The Business of Taylor Swift
Finally satisfying fans’ anticipations, Taylor Swift released her new single “ME!”, featuring Brendon Urie of Panic at the Disco.
Swift has long been known for forming personal relationships with her fans, but the run up to “ME!” created a never-before-seen level of excitement amongst “Swifties,” her most loyal followers.
To alert fans of her upcoming new music, Swift commenced a 12-day countdown on her Instagram. Fans could check in whenever they opened her stories and see exactly how much time they had to wait until the release date, but speculation about Swift’s impending seventh studio album, colloquially known as “TS7,” had already been building far before its launch.
On February 24th, an image featuring seven palm trees appeared on Swift’s Instagram. That post was followed by two additional photos, featuring a new, lighter and brighter color scheme, then one of Swift’s beloved cat Meredith with the caption “She just read all the theories.”
Swift has left fans shaking in their boots before, though. Before releasing her sixth album, Reputation, Swift wiped clean all of her social media accounts, most notably clearing her Instagram page. Fans immediately took note, especially when Swift then began posting dark, segmented videos of a snake.
Not long after, Swift would drop the album’s lead single, “Look What You Made Me Do,” and its famously coded music video. It was then that Swift first mastered the use of social media as a promotional tool.
Now, fans hang on her every post. Along with the 12-day countdown to “ME!”, a picture of a scene from the song’s music video appeared on Swift’s Instagram. With this release, Swift has also created a merchandise store with items that match the video’s pastel colors and the song’s upbeat theme.
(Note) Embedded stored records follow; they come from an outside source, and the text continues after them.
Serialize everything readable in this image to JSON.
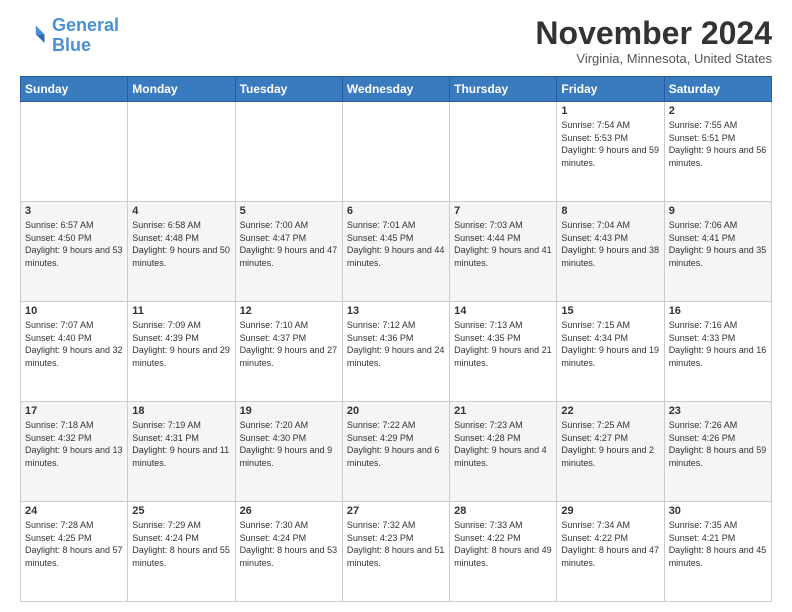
{
  "header": {
    "logo_line1": "General",
    "logo_line2": "Blue",
    "month": "November 2024",
    "location": "Virginia, Minnesota, United States"
  },
  "days_of_week": [
    "Sunday",
    "Monday",
    "Tuesday",
    "Wednesday",
    "Thursday",
    "Friday",
    "Saturday"
  ],
  "weeks": [
    [
      {
        "day": "",
        "info": ""
      },
      {
        "day": "",
        "info": ""
      },
      {
        "day": "",
        "info": ""
      },
      {
        "day": "",
        "info": ""
      },
      {
        "day": "",
        "info": ""
      },
      {
        "day": "1",
        "info": "Sunrise: 7:54 AM\nSunset: 5:53 PM\nDaylight: 9 hours and 59 minutes."
      },
      {
        "day": "2",
        "info": "Sunrise: 7:55 AM\nSunset: 5:51 PM\nDaylight: 9 hours and 56 minutes."
      }
    ],
    [
      {
        "day": "3",
        "info": "Sunrise: 6:57 AM\nSunset: 4:50 PM\nDaylight: 9 hours and 53 minutes."
      },
      {
        "day": "4",
        "info": "Sunrise: 6:58 AM\nSunset: 4:48 PM\nDaylight: 9 hours and 50 minutes."
      },
      {
        "day": "5",
        "info": "Sunrise: 7:00 AM\nSunset: 4:47 PM\nDaylight: 9 hours and 47 minutes."
      },
      {
        "day": "6",
        "info": "Sunrise: 7:01 AM\nSunset: 4:45 PM\nDaylight: 9 hours and 44 minutes."
      },
      {
        "day": "7",
        "info": "Sunrise: 7:03 AM\nSunset: 4:44 PM\nDaylight: 9 hours and 41 minutes."
      },
      {
        "day": "8",
        "info": "Sunrise: 7:04 AM\nSunset: 4:43 PM\nDaylight: 9 hours and 38 minutes."
      },
      {
        "day": "9",
        "info": "Sunrise: 7:06 AM\nSunset: 4:41 PM\nDaylight: 9 hours and 35 minutes."
      }
    ],
    [
      {
        "day": "10",
        "info": "Sunrise: 7:07 AM\nSunset: 4:40 PM\nDaylight: 9 hours and 32 minutes."
      },
      {
        "day": "11",
        "info": "Sunrise: 7:09 AM\nSunset: 4:39 PM\nDaylight: 9 hours and 29 minutes."
      },
      {
        "day": "12",
        "info": "Sunrise: 7:10 AM\nSunset: 4:37 PM\nDaylight: 9 hours and 27 minutes."
      },
      {
        "day": "13",
        "info": "Sunrise: 7:12 AM\nSunset: 4:36 PM\nDaylight: 9 hours and 24 minutes."
      },
      {
        "day": "14",
        "info": "Sunrise: 7:13 AM\nSunset: 4:35 PM\nDaylight: 9 hours and 21 minutes."
      },
      {
        "day": "15",
        "info": "Sunrise: 7:15 AM\nSunset: 4:34 PM\nDaylight: 9 hours and 19 minutes."
      },
      {
        "day": "16",
        "info": "Sunrise: 7:16 AM\nSunset: 4:33 PM\nDaylight: 9 hours and 16 minutes."
      }
    ],
    [
      {
        "day": "17",
        "info": "Sunrise: 7:18 AM\nSunset: 4:32 PM\nDaylight: 9 hours and 13 minutes."
      },
      {
        "day": "18",
        "info": "Sunrise: 7:19 AM\nSunset: 4:31 PM\nDaylight: 9 hours and 11 minutes."
      },
      {
        "day": "19",
        "info": "Sunrise: 7:20 AM\nSunset: 4:30 PM\nDaylight: 9 hours and 9 minutes."
      },
      {
        "day": "20",
        "info": "Sunrise: 7:22 AM\nSunset: 4:29 PM\nDaylight: 9 hours and 6 minutes."
      },
      {
        "day": "21",
        "info": "Sunrise: 7:23 AM\nSunset: 4:28 PM\nDaylight: 9 hours and 4 minutes."
      },
      {
        "day": "22",
        "info": "Sunrise: 7:25 AM\nSunset: 4:27 PM\nDaylight: 9 hours and 2 minutes."
      },
      {
        "day": "23",
        "info": "Sunrise: 7:26 AM\nSunset: 4:26 PM\nDaylight: 8 hours and 59 minutes."
      }
    ],
    [
      {
        "day": "24",
        "info": "Sunrise: 7:28 AM\nSunset: 4:25 PM\nDaylight: 8 hours and 57 minutes."
      },
      {
        "day": "25",
        "info": "Sunrise: 7:29 AM\nSunset: 4:24 PM\nDaylight: 8 hours and 55 minutes."
      },
      {
        "day": "26",
        "info": "Sunrise: 7:30 AM\nSunset: 4:24 PM\nDaylight: 8 hours and 53 minutes."
      },
      {
        "day": "27",
        "info": "Sunrise: 7:32 AM\nSunset: 4:23 PM\nDaylight: 8 hours and 51 minutes."
      },
      {
        "day": "28",
        "info": "Sunrise: 7:33 AM\nSunset: 4:22 PM\nDaylight: 8 hours and 49 minutes."
      },
      {
        "day": "29",
        "info": "Sunrise: 7:34 AM\nSunset: 4:22 PM\nDaylight: 8 hours and 47 minutes."
      },
      {
        "day": "30",
        "info": "Sunrise: 7:35 AM\nSunset: 4:21 PM\nDaylight: 8 hours and 45 minutes."
      }
    ]
  ]
}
Over the course of her career, Swift and her team have proved to be business masterminds. She’s long had a routine of releasing new albums in November, which is ideal for Grammy Award consideration. The Recording Academy that votes on the awards has specific requirements for what music can be nominated in a given year. For example, music honored at the 60th Grammy Awards held in January 2018 had to have been released between October 1st, 2016 and September 30th, 2017.
But with Swift’s album release schedule, three singles typically proceed the full record. Oftentimes, they come out before October 1st. “Look What You Made Me Do” arrived in August 2017, prior to Reputation on November 10th. That means music from just one of Swift’s albums could be nominated in two separate years, keeping her music on the radio and in front of listeners, all the while driving extra press and extra profit.
It’s no wonder then that Swift was just named one of Time Magazine’s 100 Most Influential People of 2019. The announcement was made on April 17th, just days before “ME!” was released. Shawn Mendes, who opened at a handful of Swift’s shows during her 1989 World Tour, wrote about “her belief in magic and love, and her ability to be as honest and raw as possible.” Mendes said that was what made him a fan, and it’s why he and millions of others keep coming back.
Indeed, the magic of it all is that she has managed to use her fame to manipulate market outcomes. Having music available for nomination for two separate years while increasing revenues through her merchandising, Taylor is able to top charts and awards. By doing so, her business model strengthens and, in a self-perpetuating flow, her marketing strategies have allowed her to remain relevant for six albums.
Swifties now anxiously await the release of “TS7” prior to Swift’s 30th birthday in December.